views of architecture students who have contacted me

Since creating this blog in 2013 and publishing my book BRICK WALL many students of architecture past and present have contacted me with their own, mostly depressing stories. I am publishing snippets here without names or details of where they studied to avoid any repercussions.
"The architectural education system (and RIBA) are completely unregulated, it makes me so sad to see so many people, like myself, strive to achieve in this degree. The system made me mentally and physically ill to tell you the truth, and I doubt that I will ever recover from it." ...
"What can we do to campaign for change? Appealing to RIBA is obviously not an option. I would love to help you in your pursuit."
"I studied architecture starting at _______ in 2002, failed 3rd year, repeated somewhere closer to home to save money, did a year post part 1 and then pg dip. then I was unemployed for 4 months, I work as a university administrator now."...
"I agree with much of what is posted on your site and some of resonates deeply. Your article 'what I learned in architecture school' could have been written in my own hand. My experience of architecture school cut very deep. I won academic prizes at school and it counted for nothing at architecture school."...
"Architectural education in the UK is a trainwreck, and I think everybody that can count themself an insider knows that. I don't think 'outsiders' have any idea, and there could be a real need for a piece of substantial campaign work in this area- you will have no difficulty in collecting depositions from former students, I am sure."
"I found your blog on the internet and I REALLY love your articles, which are very true. I couldn’t help write to you.
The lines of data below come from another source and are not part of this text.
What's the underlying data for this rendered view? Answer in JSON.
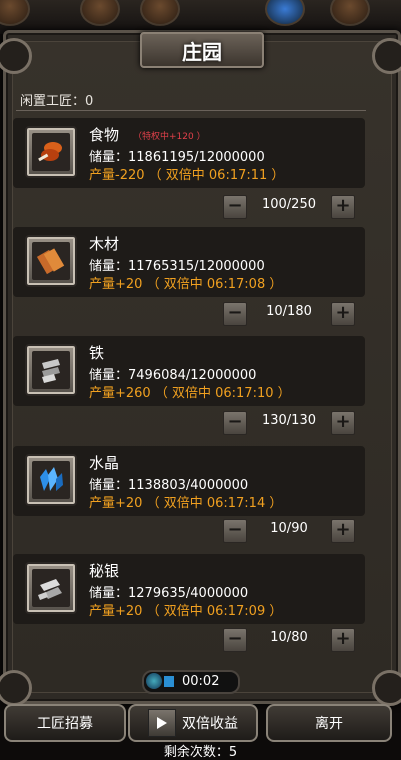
{
  "title": "庄园",
  "idle_label": "闲置工匠：0",
  "resources": [
    {
      "name": "食物",
      "badge": "（特权中+120 ）",
      "storage": "储量：11861195/12000000",
      "production": "产量-220 （ 双倍中 06:17:11 ）",
      "count": "100/250",
      "icon": "food-meat-icon"
    },
    {
      "name": "木材",
      "badge": "",
      "storage": "储量：11765315/12000000",
      "production": "产量+20 （ 双倍中 06:17:08 ）",
      "count": "10/180",
      "icon": "wood-planks-icon"
    },
    {
      "name": "铁",
      "badge": "",
      "storage": "储量：7496084/12000000",
      "production": "产量+260 （ 双倍中 06:17:10 ）",
      "count": "130/130",
      "icon": "iron-ingot-icon"
    },
    {
      "name": "水晶",
      "badge": "",
      "storage": "储量：1138803/4000000",
      "production": "产量+20 （ 双倍中 06:17:14 ）",
      "count": "10/90",
      "icon": "crystal-icon"
    },
    {
      "name": "秘银",
      "badge": "",
      "storage": "储量：1279635/4000000",
      "production": "产量+20 （ 双倍中 06:17:09 ）",
      "count": "10/80",
      "icon": "mithril-icon"
    }
  ],
  "timer": "00:02",
  "buttons": {
    "recruit": "工匠招募",
    "double": "双倍收益",
    "leave": "离开"
  },
  "remaining": "剩余次数：5",
  "colors": {
    "production": "#f0a020",
    "badge": "#e0404a"
  }
}
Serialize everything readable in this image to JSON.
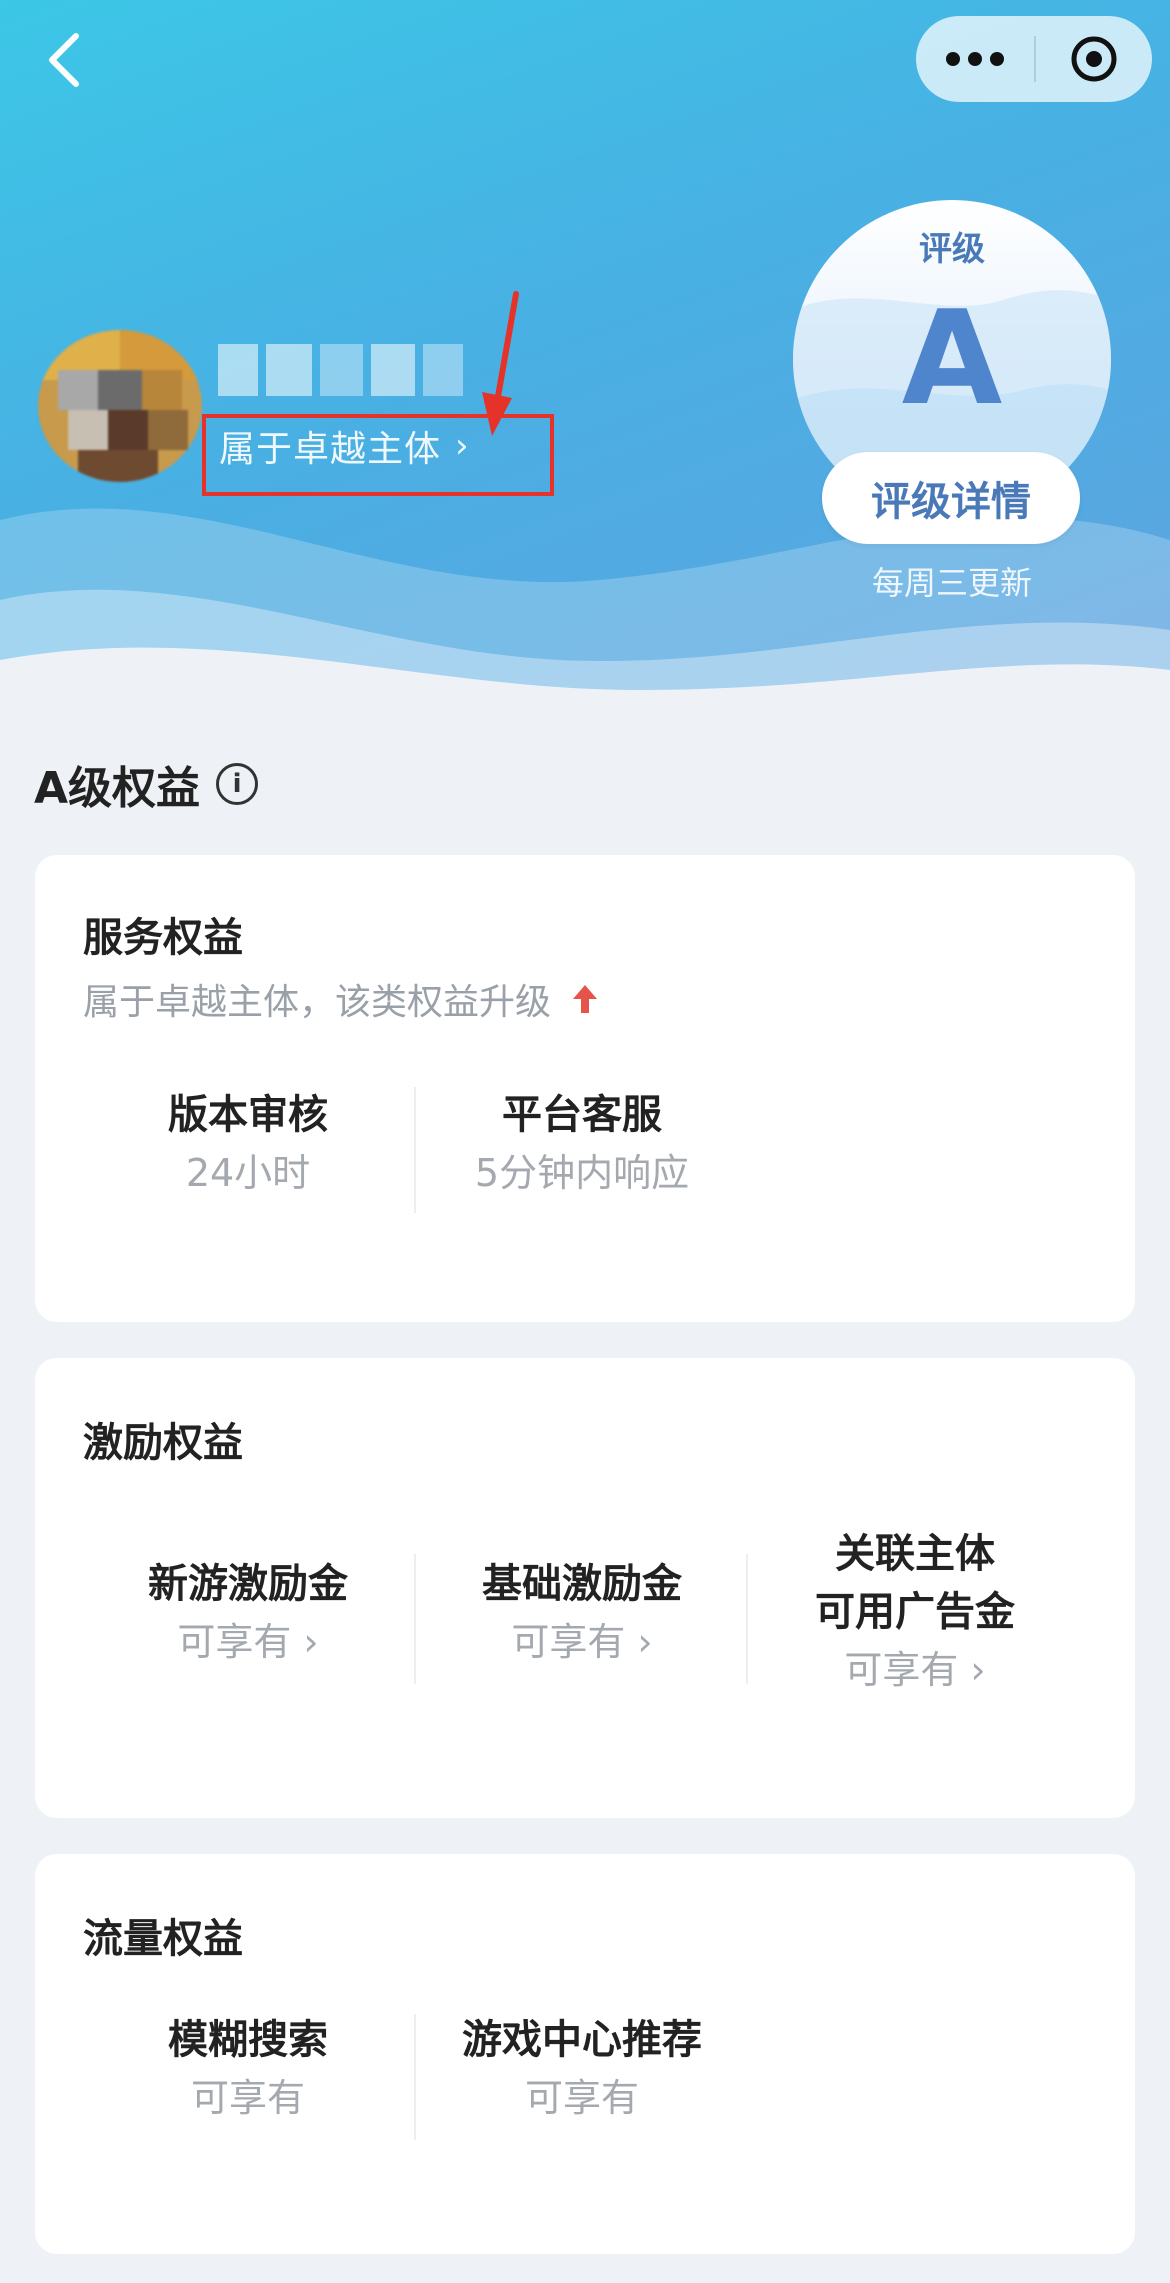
{
  "top_bar": {
    "back_icon": "chevron-left-icon",
    "more_icon": "more-dots-icon",
    "target_icon": "target-icon"
  },
  "profile": {
    "org_link_label": "属于卓越主体",
    "org_link_chevron": "›"
  },
  "rating": {
    "label": "评级",
    "value": "A",
    "detail_button": "评级详情",
    "update_note": "每周三更新"
  },
  "benefits_section": {
    "title": "A级权益",
    "info_icon_glyph": "i"
  },
  "service_card": {
    "title": "服务权益",
    "subtitle": "属于卓越主体，该类权益升级",
    "items": [
      {
        "name": "版本审核",
        "value": "24小时"
      },
      {
        "name": "平台客服",
        "value": "5分钟内响应"
      }
    ]
  },
  "incentive_card": {
    "title": "激励权益",
    "items": [
      {
        "name": "新游激励金",
        "value": "可享有",
        "chevron": "›"
      },
      {
        "name": "基础激励金",
        "value": "可享有",
        "chevron": "›"
      },
      {
        "name_line1": "关联主体",
        "name_line2": "可用广告金",
        "value": "可享有",
        "chevron": "›"
      }
    ]
  },
  "traffic_card": {
    "title": "流量权益",
    "items": [
      {
        "name": "模糊搜索",
        "value": "可享有"
      },
      {
        "name": "游戏中心推荐",
        "value": "可享有"
      }
    ]
  },
  "colors": {
    "header_gradient_start": "#3cc7e6",
    "header_gradient_end": "#5fa3e0",
    "rating_text": "#4a79b8",
    "annotation_red": "#e5332a",
    "page_background": "#eef2f7"
  }
}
I’m an international student studying Bachelor of architecture in America. My degree is a five-year program, and now I’m a 5th year student. So far I had three summer internships, and after I did my third internship this year, I’m 100% sure what we learn in school has nothing (or has little) to do with the real practice of architecture."...
"Our school gives us no clues about the real world, and employers are not willing to train new grads, so it’s not easy to get a job as entry-level architects (actually it shouldn’t be employers’ responsibilities to train new grads…)"... "I know two people working for BIG (in New York); they both think working there is a great accomplishment even though BIG pays them the minimum wage (about $8 per hour in NY)."
"Anyway, I enjoy reading your articles, and I feel happier that I’m not the only one who experiences and struggles with the huge gap between architecture education and architecture workplace.
"I very much enjoyed reading your book over the bank holiday and as a qualified architect who did part 1 and 2 at _________ I would like you to know how much of it rung true with me."...

"I am one of the ones who likes their job, has had a lifelong passion for architecture, design and all forms of art, creativity and construction, 'read journals' etc, despite having serious and deep rooted issues with the profession, the construction industry and the architectural education system, which are all interdependent." ...
"It wasn't just being made to study a subject I love in such a backwards, warped and irrelevant way - which at times was almost torture - but what I particularly dislike is how it turned me from someone who is generally kind, tolerant, easy going and level headed into being resentful, suspicious and at worst an emotional wreck."...
"At the lowest point I remember stumbling into the university doctor's office in floods of tears after having barely eaten or slept in several days through stress."...
Just ask yourself why, if they there is nothing wrong with the architectural educational system, do fully qualified architects read my books and write essays to me? But don't just take my word for it, search the student rooms and see what current students are saying about the course. Are they enjoying it? Are they learning anthing? Bare in mind it takes a logical mind to see through the bullshit.






 






 


No comments:

Post a Comment